Confident: Smurfit Kappa chief financial officer Ken Bowles. Photo: Maxwells

Confident: Smurfit Kappa chief financial officer Ken Bowles. Photo: Maxwells

The chief financial officer of packaging giant Smurfit Kappa, Ken Bowles, doesn't think shareholders have "any lingering concerns" about the failed €8.9bn attempt by US firm International Paper to buy the Irish group in 2018.

Despite a surge in its share price earlier last week after it reported record profits for 2019, Smurfit Kappa's market capitalisation, at €7.8bn, is well below the €9.4bn at which International Paper's cash and share proposal valued the group.

Its second approach valued Smurfit Kappa at €39.71 per share. The company's shares were changing hands at around €34 last Friday.

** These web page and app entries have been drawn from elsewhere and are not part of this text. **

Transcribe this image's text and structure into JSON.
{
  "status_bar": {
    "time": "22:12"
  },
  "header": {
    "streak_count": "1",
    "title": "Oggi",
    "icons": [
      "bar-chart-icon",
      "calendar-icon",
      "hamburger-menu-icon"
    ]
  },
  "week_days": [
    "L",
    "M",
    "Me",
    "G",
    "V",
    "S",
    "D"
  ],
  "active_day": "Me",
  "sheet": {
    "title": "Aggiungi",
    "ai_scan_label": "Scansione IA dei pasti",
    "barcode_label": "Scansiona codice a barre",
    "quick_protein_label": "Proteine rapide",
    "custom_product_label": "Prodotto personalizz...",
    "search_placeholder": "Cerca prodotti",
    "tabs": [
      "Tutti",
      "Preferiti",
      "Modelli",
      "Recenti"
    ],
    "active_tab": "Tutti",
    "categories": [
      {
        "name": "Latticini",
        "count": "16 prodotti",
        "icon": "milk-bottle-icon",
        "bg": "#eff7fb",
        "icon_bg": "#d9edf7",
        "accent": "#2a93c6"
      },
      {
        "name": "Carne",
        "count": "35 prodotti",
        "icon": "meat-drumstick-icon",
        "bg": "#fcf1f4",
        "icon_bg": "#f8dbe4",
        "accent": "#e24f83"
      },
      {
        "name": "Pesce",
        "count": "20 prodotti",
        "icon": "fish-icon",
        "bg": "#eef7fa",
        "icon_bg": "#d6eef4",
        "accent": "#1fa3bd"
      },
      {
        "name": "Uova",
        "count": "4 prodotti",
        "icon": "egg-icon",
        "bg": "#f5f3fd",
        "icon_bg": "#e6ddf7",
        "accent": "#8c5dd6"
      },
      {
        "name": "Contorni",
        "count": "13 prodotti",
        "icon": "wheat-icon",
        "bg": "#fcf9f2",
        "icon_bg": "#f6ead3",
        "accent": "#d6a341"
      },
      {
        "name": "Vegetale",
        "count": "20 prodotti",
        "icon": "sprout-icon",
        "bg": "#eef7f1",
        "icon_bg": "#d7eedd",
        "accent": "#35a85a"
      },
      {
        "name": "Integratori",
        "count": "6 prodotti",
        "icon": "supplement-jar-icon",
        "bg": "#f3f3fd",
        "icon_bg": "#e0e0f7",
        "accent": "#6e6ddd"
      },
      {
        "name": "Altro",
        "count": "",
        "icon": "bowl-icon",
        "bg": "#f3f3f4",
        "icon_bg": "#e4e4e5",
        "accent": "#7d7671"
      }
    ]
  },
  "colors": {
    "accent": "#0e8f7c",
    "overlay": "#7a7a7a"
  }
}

The unsolicited approach by the Memphis-based firm was rejected and criticised by Smurfit Kappa's board in a melee that became increasingly acrimonious.

The US company ceased efforts to buy Smurfit Kappa in mid-2018, citing a lack of engagement by the Irish group's management.

In February 2018, around the time International Paper made its first approach to Smurfit Kappa, the Irish company launched a medium-term plan to invest €1.6bn in the business over a four-year period.

Releasing its results last week, Smurfit Kappa CEO Tony Smurfit said that the group had achieved a return on capital employed of 17pc in 2019, "which is in line with our medium-term target".

He insisted the FTSE-100 business has been "transformed" and is "delivering on our vision".

Mr Smurfit said that two years ago, the group promised investors that it would have an optimised model, increased geographic diversity, increased balance sheet strength and "secure and superior returns".

"Just two years later, we are well ahead of our expectations," he said.

Mr Bowles insisted that despite the shares trading below the level of the International Paper proposal's valuation, Smurfit Kappa shareholders have continued to benefit from the group's performance.

"If you took the price offered and if you took our share price today plus the dividend we've given the shareholders over the past couple of years, you probably don't end up very much different in terms of the offer price - we're probably there or thereabouts," he said.

Since February 2018, Smurfit Kappa has paid or declared total dividends of €2.71 per share.

"If we go back to the reasons we said no, which was that we felt that as an independent company we could deliver better returns," said Mr Bowles.

"What we see in the results is that through 2018 and 2019 we delivered the returns that we said we would as part of our reason to stay independent.

"I think we can be confident in the decision we made back then in relation to how we see the out-turn in the results in 2018 and 2019."

Irish Independent